It’s been 13 years now since my dad passed away peacefully in his sleep. He’d been a government worker virtually all his life, ever since leaving his Brooklyn home at 16 for a job in Washington, D.C. He hadn’t even finished high school, but it was then the depths of the Depression, and you didn’t turn down a job offer.
He eventually managed to finish high school and get a night-school bachelor’s degree in Economics, working steadily for the federal government the entire time. He stayed there for the rest of his career until finally, long past retirement age, they got him to retire.
Dad always considered that his mission was helping other people. What I remember best were his years in the Labor Department, where he tried to broaden opportunities for everyone else in the nation to find meaning through what he called “The World of Work,” just as he had done.
You could call me a government brat. It might not be as prestigious as being an Army or Navy brat, but still my dad took very seriously that he was in public service.
At his funeral, I learned just how seriously when my brother told us a story.
Dad usually worked at an office in downtown Washington, D.C. — an hour’s drive each way during rush hour from our home in the suburbs. But one time, he was sent to a meeting somewhere not too far from our house, and it finished early. He was faced with a choice — head all the way back downtown to put in a final 15 minutes at the office? Or take the opportunity to knock off a little early and head home?
For Dad, it was an easy decision. He went back to his office, of course. When he arrived, his startled boss asked, “What are you doing here?”
Dad explained he was being conscientious.
“Joe, there’s being conscientious, and then there’s being meshuggeneh!” (For the non-Yiddish-speaking, that means crazy.) “Go home!”
So I took it personally when people made jokes at government workers’ expense. “Good enough for government work!” people said and laughed.
Anti-tax activist Grover Norquist took things even further. “I’m not in favor of abolishing the government,” he quipped. “I just want to shrink it down to the size where we can drown it in the bathtub.”
But here’s the thing about government work.
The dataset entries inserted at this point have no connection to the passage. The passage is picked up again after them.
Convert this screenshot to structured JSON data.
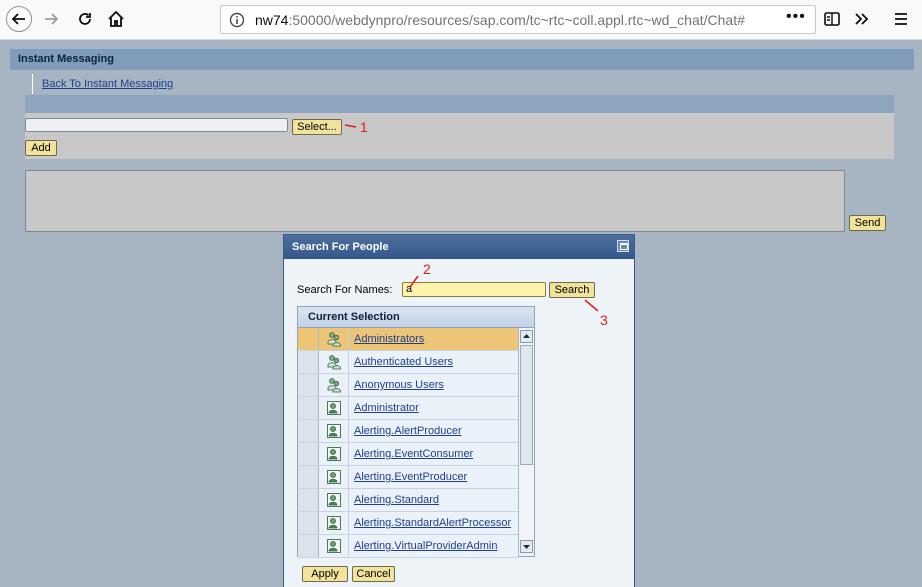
{
  "browser": {
    "url_host": "nw74",
    "url_rest": ":50000/webdynpro/resources/sap.com/tc~rtc~coll.appl.rtc~wd_chat/Chat#",
    "url_menu": "•••"
  },
  "page": {
    "title": "Instant Messaging",
    "back_link": "Back To Instant Messaging",
    "select_button": "Select...",
    "add_button": "Add",
    "send_button": "Send"
  },
  "dialog": {
    "title": "Search For People",
    "search_label": "Search For Names:",
    "search_value": "a",
    "search_button": "Search",
    "column_header": "Current Selection",
    "rows": [
      {
        "label": "Administrators",
        "type": "group",
        "selected": true
      },
      {
        "label": "Authenticated Users",
        "type": "group",
        "selected": false
      },
      {
        "label": "Anonymous Users",
        "type": "group",
        "selected": false
      },
      {
        "label": "Administrator",
        "type": "user",
        "selected": false
      },
      {
        "label": "Alerting.AlertProducer",
        "type": "user",
        "selected": false
      },
      {
        "label": "Alerting.EventConsumer",
        "type": "user",
        "selected": false
      },
      {
        "label": "Alerting.EventProducer",
        "type": "user",
        "selected": false
      },
      {
        "label": "Alerting.Standard",
        "type": "user",
        "selected": false
      },
      {
        "label": "Alerting.StandardAlertProcessor",
        "type": "user",
        "selected": false
      },
      {
        "label": "Alerting.VirtualProviderAdmin",
        "type": "user",
        "selected": false
      }
    ],
    "apply_button": "Apply",
    "cancel_button": "Cancel"
  },
  "annotations": {
    "one": "1",
    "two": "2",
    "three": "3",
    "color": "#e41b1b"
  }
}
Sure, it’s easy to make fun of. But government workers are the people who make sure your medicines contain what they’re supposed to in the amount they’re supposed to with no adulterants or, worse, anything toxic.
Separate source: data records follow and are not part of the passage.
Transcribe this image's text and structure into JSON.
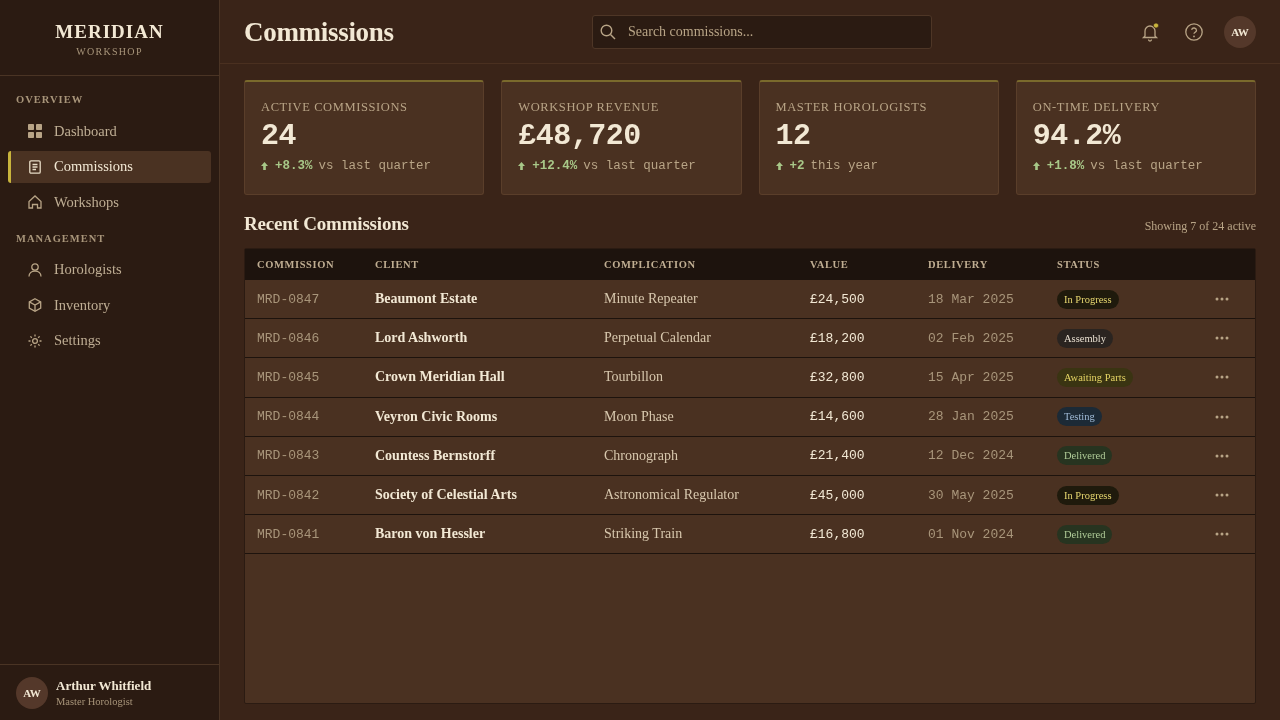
{
  "sidebar": {
    "brand": {
      "name": "MERIDIAN",
      "tagline": "WORKSHOP"
    },
    "sections": [
      {
        "label": "OVERVIEW",
        "items": [
          {
            "label": "Dashboard",
            "selected": false
          },
          {
            "label": "Commissions",
            "selected": true
          },
          {
            "label": "Workshops",
            "selected": false
          }
        ]
      },
      {
        "label": "MANAGEMENT",
        "items": [
          {
            "label": "Horologists",
            "selected": false
          },
          {
            "label": "Inventory",
            "selected": false
          },
          {
            "label": "Settings",
            "selected": false
          }
        ]
      }
    ],
    "user": {
      "initials": "AW",
      "name": "Arthur Whitfield",
      "role": "Master Horologist"
    }
  },
  "header": {
    "title": "Commissions",
    "search": {
      "placeholder": "Search commissions..."
    },
    "notifications_unread": true,
    "user_initials": "AW"
  },
  "stats": [
    {
      "label": "ACTIVE COMMISSIONS",
      "value": "24",
      "rising": true,
      "change": "+8.3%",
      "note": "vs last quarter"
    },
    {
      "label": "WORKSHOP REVENUE",
      "value": "£48,720",
      "rising": true,
      "change": "+12.4%",
      "note": "vs last quarter"
    },
    {
      "label": "MASTER HOROLOGISTS",
      "value": "12",
      "rising": true,
      "change": "+2",
      "note": "this year"
    },
    {
      "label": "ON-TIME DELIVERY",
      "value": "94.2%",
      "rising": true,
      "change": "+1.8%",
      "note": "vs last quarter"
    }
  ],
  "recent": {
    "title": "Recent Commissions",
    "summary": "Showing 7 of 24 active",
    "table": {
      "columns": [
        "COMMISSION",
        "CLIENT",
        "COMPLICATION",
        "VALUE",
        "DELIVERY",
        "STATUS"
      ],
      "rows": [
        {
          "commission": "MRD-0847",
          "client": "Beaumont Estate",
          "complication": "Minute Repeater",
          "value": "£24,500",
          "delivery": "18 Mar 2025",
          "status": {
            "label": "In Progress",
            "kind": "progress"
          }
        },
        {
          "commission": "MRD-0846",
          "client": "Lord Ashworth",
          "complication": "Perpetual Calendar",
          "value": "£18,200",
          "delivery": "02 Feb 2025",
          "status": {
            "label": "Assembly",
            "kind": "assembly"
          }
        },
        {
          "commission": "MRD-0845",
          "client": "Crown Meridian Hall",
          "complication": "Tourbillon",
          "value": "£32,800",
          "delivery": "15 Apr 2025",
          "status": {
            "label": "Awaiting Parts",
            "kind": "awaiting"
          }
        },
        {
          "commission": "MRD-0844",
          "client": "Veyron Civic Rooms",
          "complication": "Moon Phase",
          "value": "£14,600",
          "delivery": "28 Jan 2025",
          "status": {
            "label": "Testing",
            "kind": "testing"
          }
        },
        {
          "commission": "MRD-0843",
          "client": "Countess Bernstorff",
          "complication": "Chronograph",
          "value": "£21,400",
          "delivery": "12 Dec 2024",
          "status": {
            "label": "Delivered",
            "kind": "delivered"
          }
        },
        {
          "commission": "MRD-0842",
          "client": "Society of Celestial Arts",
          "complication": "Astronomical Regulator",
          "value": "£45,000",
          "delivery": "30 May 2025",
          "status": {
            "label": "In Progress",
            "kind": "progress"
          }
        },
        {
          "commission": "MRD-0841",
          "client": "Baron von Hessler",
          "complication": "Striking Train",
          "value": "£16,800",
          "delivery": "01 Nov 2024",
          "status": {
            "label": "Delivered",
            "kind": "delivered"
          }
        }
      ]
    }
  }
}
It is government workers who are doing their best to keep our air and water clean, and our workplaces (back when we had them) safe.
It is our government that we look to when airplanes tragically crash to collect the black boxes and figure out what happened… and then announce it. And it’s not only us — the whole world looks to our government workers for those answers.
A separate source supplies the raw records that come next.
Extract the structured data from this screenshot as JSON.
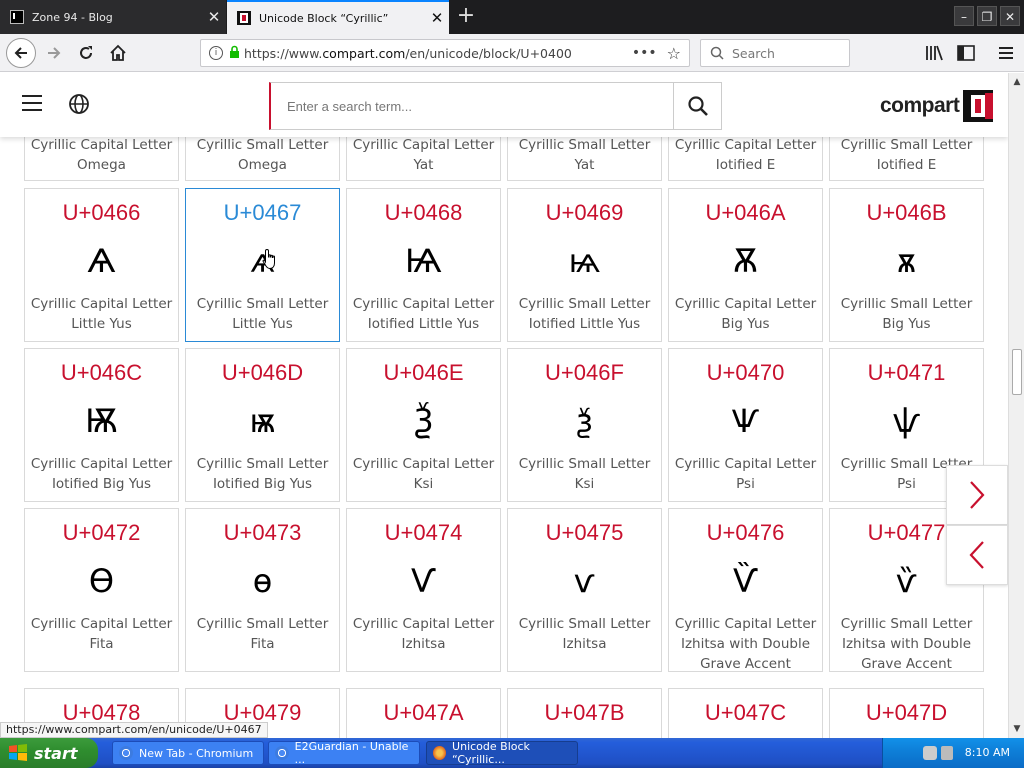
{
  "browser": {
    "tabs": [
      {
        "title": "Zone 94 - Blog",
        "active": false
      },
      {
        "title": "Unicode Block “Cyrillic”",
        "active": true
      }
    ],
    "url_prefix": "https://www.",
    "url_domain": "compart.com",
    "url_path": "/en/unicode/block/U+0400",
    "search_placeholder": "Search",
    "status_url": "https://www.compart.com/en/unicode/U+0467"
  },
  "site": {
    "search_placeholder": "Enter a search term...",
    "logo_text": "compart",
    "accent_color": "#c8102e",
    "active_color": "#2a8ad6"
  },
  "rows": [
    {
      "cards": [
        {
          "code": "",
          "glyph": "",
          "name": "Cyrillic Capital Letter Omega"
        },
        {
          "code": "",
          "glyph": "",
          "name": "Cyrillic Small Letter Omega"
        },
        {
          "code": "",
          "glyph": "",
          "name": "Cyrillic Capital Letter Yat"
        },
        {
          "code": "",
          "glyph": "",
          "name": "Cyrillic Small Letter Yat"
        },
        {
          "code": "",
          "glyph": "",
          "name": "Cyrillic Capital Letter Iotified E"
        },
        {
          "code": "",
          "glyph": "",
          "name": "Cyrillic Small Letter Iotified E"
        }
      ]
    },
    {
      "cards": [
        {
          "code": "U+0466",
          "glyph": "Ѧ",
          "name": "Cyrillic Capital Letter Little Yus"
        },
        {
          "code": "U+0467",
          "glyph": "ѧ",
          "name": "Cyrillic Small Letter Little Yus",
          "active": true
        },
        {
          "code": "U+0468",
          "glyph": "Ѩ",
          "name": "Cyrillic Capital Letter Iotified Little Yus"
        },
        {
          "code": "U+0469",
          "glyph": "ѩ",
          "name": "Cyrillic Small Letter Iotified Little Yus"
        },
        {
          "code": "U+046A",
          "glyph": "Ѫ",
          "name": "Cyrillic Capital Letter Big Yus"
        },
        {
          "code": "U+046B",
          "glyph": "ѫ",
          "name": "Cyrillic Small Letter Big Yus"
        }
      ]
    },
    {
      "cards": [
        {
          "code": "U+046C",
          "glyph": "Ѭ",
          "name": "Cyrillic Capital Letter Iotified Big Yus"
        },
        {
          "code": "U+046D",
          "glyph": "ѭ",
          "name": "Cyrillic Small Letter Iotified Big Yus"
        },
        {
          "code": "U+046E",
          "glyph": "Ѯ",
          "name": "Cyrillic Capital Letter Ksi"
        },
        {
          "code": "U+046F",
          "glyph": "ѯ",
          "name": "Cyrillic Small Letter Ksi"
        },
        {
          "code": "U+0470",
          "glyph": "Ѱ",
          "name": "Cyrillic Capital Letter Psi"
        },
        {
          "code": "U+0471",
          "glyph": "ѱ",
          "name": "Cyrillic Small Letter Psi"
        }
      ]
    },
    {
      "cards": [
        {
          "code": "U+0472",
          "glyph": "Ѳ",
          "name": "Cyrillic Capital Letter Fita"
        },
        {
          "code": "U+0473",
          "glyph": "ѳ",
          "name": "Cyrillic Small Letter Fita"
        },
        {
          "code": "U+0474",
          "glyph": "Ѵ",
          "name": "Cyrillic Capital Letter Izhitsa"
        },
        {
          "code": "U+0475",
          "glyph": "ѵ",
          "name": "Cyrillic Small Letter Izhitsa"
        },
        {
          "code": "U+0476",
          "glyph": "Ѷ",
          "name": "Cyrillic Capital Letter Izhitsa with Double Grave Accent"
        },
        {
          "code": "U+0477",
          "glyph": "ѷ",
          "name": "Cyrillic Small Letter Izhitsa with Double Grave Accent"
        }
      ]
    },
    {
      "cards": [
        {
          "code": "U+0478",
          "glyph": "",
          "name": ""
        },
        {
          "code": "U+0479",
          "glyph": "",
          "name": ""
        },
        {
          "code": "U+047A",
          "glyph": "",
          "name": ""
        },
        {
          "code": "U+047B",
          "glyph": "",
          "name": ""
        },
        {
          "code": "U+047C",
          "glyph": "",
          "name": ""
        },
        {
          "code": "U+047D",
          "glyph": "",
          "name": ""
        }
      ]
    }
  ],
  "taskbar": {
    "start_label": "start",
    "tasks": [
      {
        "label": "New Tab - Chromium",
        "active": false
      },
      {
        "label": "E2Guardian - Unable ...",
        "active": false
      },
      {
        "label": "Unicode Block “Cyrillic...",
        "active": true
      }
    ],
    "clock": "8:10 AM"
  }
}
It is government workers who rescue you when your boat goes under, who warn us when we’re in the path of a hurricane or tornado, who fight our wars for us and keep the peace, too. It is government workers who landed on the Moon, and government workers who got them there … and brought them safely home.
It is government workers who are trying their hardest to keep us safe in this terrible pandemic.
Back in 1986, a lot of people thought it was funny when President Ronald Reagan said, “The nine most terrifying words in the English language are: ‘I’m from the government and I’m here to help.’ ”
But nowadays, there are seven words that terrify me even more. They are from President Trump, when he was asked about some problems in the fight against COVID. “I don’t take any responsibility at all,” he said.
Meshuggeneh or not, my father understood something that Donald Trump never will: his government work wasn’t about himself. It was in service to all of us.
Grover Norquist wanted to drag the government into a bathtub and drown it. Well, he and his cronies have pretty much succeeded at doing exactly that. So do you feel safer now?
This election is about one question: Do you want the government in the hands of someone who believes in it and believes that the job of the government is to help us? Or someone who takes no responsibility for helping us, at all?